WHAT YOU NEED TO DO: Among the lines of the records below, copy those that hold the word "JSON".

INPUT MATERIAL:
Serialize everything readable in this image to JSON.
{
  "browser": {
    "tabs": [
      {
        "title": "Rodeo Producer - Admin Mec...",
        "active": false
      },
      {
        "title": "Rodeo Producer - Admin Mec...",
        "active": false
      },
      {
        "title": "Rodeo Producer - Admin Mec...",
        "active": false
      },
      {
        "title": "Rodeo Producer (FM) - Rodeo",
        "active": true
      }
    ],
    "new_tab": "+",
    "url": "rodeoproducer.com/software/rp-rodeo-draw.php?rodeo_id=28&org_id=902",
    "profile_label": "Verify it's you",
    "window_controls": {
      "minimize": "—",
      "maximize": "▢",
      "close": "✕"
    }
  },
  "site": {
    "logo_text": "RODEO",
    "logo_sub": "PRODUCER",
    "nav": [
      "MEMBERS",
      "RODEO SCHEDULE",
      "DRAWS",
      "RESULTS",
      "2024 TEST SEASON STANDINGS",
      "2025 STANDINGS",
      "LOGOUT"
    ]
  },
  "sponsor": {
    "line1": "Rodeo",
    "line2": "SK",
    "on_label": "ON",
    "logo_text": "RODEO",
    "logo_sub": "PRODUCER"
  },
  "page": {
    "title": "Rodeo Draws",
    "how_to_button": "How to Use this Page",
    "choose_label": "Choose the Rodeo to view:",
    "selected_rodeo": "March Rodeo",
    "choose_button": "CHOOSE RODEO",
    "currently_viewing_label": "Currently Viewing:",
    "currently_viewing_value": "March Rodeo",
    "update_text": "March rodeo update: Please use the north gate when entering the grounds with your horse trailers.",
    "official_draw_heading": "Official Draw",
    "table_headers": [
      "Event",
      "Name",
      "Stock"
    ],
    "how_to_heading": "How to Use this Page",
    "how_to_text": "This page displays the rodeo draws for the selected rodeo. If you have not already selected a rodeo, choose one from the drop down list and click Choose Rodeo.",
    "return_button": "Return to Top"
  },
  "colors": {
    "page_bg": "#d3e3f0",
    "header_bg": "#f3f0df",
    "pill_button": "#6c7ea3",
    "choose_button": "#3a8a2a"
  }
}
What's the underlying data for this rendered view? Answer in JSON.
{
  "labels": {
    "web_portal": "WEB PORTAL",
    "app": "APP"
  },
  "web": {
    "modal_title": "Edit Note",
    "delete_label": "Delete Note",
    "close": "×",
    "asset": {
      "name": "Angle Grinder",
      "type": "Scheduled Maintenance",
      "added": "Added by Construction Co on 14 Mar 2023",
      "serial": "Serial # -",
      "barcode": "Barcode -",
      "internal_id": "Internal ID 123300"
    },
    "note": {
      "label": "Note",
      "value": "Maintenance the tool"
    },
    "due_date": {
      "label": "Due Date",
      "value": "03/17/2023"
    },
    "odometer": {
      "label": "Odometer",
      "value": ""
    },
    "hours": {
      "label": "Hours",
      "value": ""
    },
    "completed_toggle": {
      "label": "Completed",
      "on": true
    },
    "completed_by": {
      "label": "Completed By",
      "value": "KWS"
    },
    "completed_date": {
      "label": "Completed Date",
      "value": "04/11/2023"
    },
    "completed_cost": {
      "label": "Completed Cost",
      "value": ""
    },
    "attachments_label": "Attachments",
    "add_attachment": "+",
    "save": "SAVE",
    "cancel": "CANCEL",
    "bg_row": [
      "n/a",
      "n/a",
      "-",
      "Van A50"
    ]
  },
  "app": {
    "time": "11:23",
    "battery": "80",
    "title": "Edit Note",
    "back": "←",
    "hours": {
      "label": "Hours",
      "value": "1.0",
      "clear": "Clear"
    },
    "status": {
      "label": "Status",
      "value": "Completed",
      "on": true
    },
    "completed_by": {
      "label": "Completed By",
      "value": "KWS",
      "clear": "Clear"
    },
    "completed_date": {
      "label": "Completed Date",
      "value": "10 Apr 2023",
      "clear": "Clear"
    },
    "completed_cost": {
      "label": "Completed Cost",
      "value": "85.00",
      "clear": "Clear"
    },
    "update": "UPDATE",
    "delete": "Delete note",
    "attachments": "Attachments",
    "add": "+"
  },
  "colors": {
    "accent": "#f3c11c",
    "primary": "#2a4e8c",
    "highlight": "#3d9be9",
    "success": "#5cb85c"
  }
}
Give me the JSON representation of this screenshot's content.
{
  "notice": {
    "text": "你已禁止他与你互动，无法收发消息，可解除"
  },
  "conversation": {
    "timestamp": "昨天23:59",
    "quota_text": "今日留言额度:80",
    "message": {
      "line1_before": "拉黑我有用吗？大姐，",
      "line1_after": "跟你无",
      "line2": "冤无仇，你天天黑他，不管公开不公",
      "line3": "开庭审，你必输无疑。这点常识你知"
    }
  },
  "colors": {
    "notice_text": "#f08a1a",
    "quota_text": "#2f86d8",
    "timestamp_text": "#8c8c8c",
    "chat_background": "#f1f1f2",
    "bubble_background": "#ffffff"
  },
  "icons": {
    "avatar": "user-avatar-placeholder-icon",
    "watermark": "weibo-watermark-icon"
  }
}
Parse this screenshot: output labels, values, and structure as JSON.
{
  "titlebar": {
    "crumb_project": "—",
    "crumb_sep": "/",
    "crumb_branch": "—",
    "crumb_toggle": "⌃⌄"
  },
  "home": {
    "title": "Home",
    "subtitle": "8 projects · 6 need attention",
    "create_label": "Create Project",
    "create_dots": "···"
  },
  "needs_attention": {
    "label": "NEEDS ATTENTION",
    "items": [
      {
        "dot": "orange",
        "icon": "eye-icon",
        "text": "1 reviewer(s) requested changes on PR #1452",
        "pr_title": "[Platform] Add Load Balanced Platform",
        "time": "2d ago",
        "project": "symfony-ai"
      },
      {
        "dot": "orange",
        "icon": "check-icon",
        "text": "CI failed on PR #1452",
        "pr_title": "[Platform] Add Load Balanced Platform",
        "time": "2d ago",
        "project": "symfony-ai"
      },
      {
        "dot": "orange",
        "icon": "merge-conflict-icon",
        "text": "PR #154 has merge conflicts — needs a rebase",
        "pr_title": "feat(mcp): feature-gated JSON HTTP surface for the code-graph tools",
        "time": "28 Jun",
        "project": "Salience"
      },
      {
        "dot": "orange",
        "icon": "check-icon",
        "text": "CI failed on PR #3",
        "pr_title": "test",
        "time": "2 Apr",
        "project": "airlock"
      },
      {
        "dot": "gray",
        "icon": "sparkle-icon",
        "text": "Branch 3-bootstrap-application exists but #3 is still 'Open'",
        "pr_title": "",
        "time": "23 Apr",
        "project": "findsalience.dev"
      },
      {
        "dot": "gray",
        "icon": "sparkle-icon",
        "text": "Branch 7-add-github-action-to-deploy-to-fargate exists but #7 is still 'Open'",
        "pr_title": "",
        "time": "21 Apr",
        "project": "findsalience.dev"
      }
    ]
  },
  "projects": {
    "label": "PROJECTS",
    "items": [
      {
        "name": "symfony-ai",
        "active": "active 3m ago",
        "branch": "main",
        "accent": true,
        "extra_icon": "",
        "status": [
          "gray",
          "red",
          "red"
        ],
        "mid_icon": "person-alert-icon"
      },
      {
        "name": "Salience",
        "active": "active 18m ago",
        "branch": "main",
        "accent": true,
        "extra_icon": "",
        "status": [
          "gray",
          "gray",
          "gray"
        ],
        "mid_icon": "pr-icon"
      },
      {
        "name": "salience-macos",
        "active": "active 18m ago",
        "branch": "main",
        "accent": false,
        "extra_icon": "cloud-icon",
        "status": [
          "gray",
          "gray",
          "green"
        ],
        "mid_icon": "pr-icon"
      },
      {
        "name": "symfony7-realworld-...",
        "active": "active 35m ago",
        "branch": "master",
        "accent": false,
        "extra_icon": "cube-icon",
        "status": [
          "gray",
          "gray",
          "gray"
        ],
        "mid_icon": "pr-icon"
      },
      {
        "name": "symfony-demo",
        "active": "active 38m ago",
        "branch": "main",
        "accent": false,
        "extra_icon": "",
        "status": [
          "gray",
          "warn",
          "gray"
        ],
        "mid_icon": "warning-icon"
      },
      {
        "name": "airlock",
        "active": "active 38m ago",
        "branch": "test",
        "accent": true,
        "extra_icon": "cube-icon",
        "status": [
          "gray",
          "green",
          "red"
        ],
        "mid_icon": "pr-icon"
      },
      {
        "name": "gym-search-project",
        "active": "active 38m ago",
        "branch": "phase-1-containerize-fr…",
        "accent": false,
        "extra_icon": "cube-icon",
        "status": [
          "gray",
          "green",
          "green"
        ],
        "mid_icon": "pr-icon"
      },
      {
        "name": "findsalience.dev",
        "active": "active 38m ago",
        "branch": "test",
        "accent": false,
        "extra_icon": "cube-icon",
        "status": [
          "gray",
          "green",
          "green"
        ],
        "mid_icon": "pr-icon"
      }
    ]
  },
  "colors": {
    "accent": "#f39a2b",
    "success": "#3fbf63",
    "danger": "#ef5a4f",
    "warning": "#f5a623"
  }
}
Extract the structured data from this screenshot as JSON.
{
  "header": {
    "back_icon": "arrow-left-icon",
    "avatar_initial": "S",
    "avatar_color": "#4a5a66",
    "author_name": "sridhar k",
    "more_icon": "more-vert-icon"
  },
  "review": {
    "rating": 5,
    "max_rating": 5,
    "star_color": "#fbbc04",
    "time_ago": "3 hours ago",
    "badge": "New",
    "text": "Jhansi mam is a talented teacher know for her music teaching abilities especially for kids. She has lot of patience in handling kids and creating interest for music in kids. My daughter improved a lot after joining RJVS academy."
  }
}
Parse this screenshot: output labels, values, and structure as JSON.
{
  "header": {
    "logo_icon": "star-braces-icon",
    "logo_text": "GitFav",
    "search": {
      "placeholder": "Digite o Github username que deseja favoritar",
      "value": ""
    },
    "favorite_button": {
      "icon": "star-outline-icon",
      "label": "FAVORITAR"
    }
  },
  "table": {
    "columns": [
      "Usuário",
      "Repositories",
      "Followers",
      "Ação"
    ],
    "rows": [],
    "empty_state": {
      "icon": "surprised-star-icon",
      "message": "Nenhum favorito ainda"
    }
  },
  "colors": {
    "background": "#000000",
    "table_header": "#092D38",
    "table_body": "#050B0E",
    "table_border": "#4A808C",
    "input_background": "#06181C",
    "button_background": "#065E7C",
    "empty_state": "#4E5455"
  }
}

RESULT OF THIS EXERCISE:
Serialize everything readable in this image to JSON.
What's the underlying data for this rendered view? Answer in JSON.
Give me the JSON representation of this screenshot's content.
Parse this screenshot: output labels, values, and structure as JSON.
        "pr_title": "feat(mcp): feature-gated JSON HTTP surface for the code-graph tools",
Extract the structured data from this screenshot as JSON.
Parse this screenshot: output labels, values, and structure as JSON.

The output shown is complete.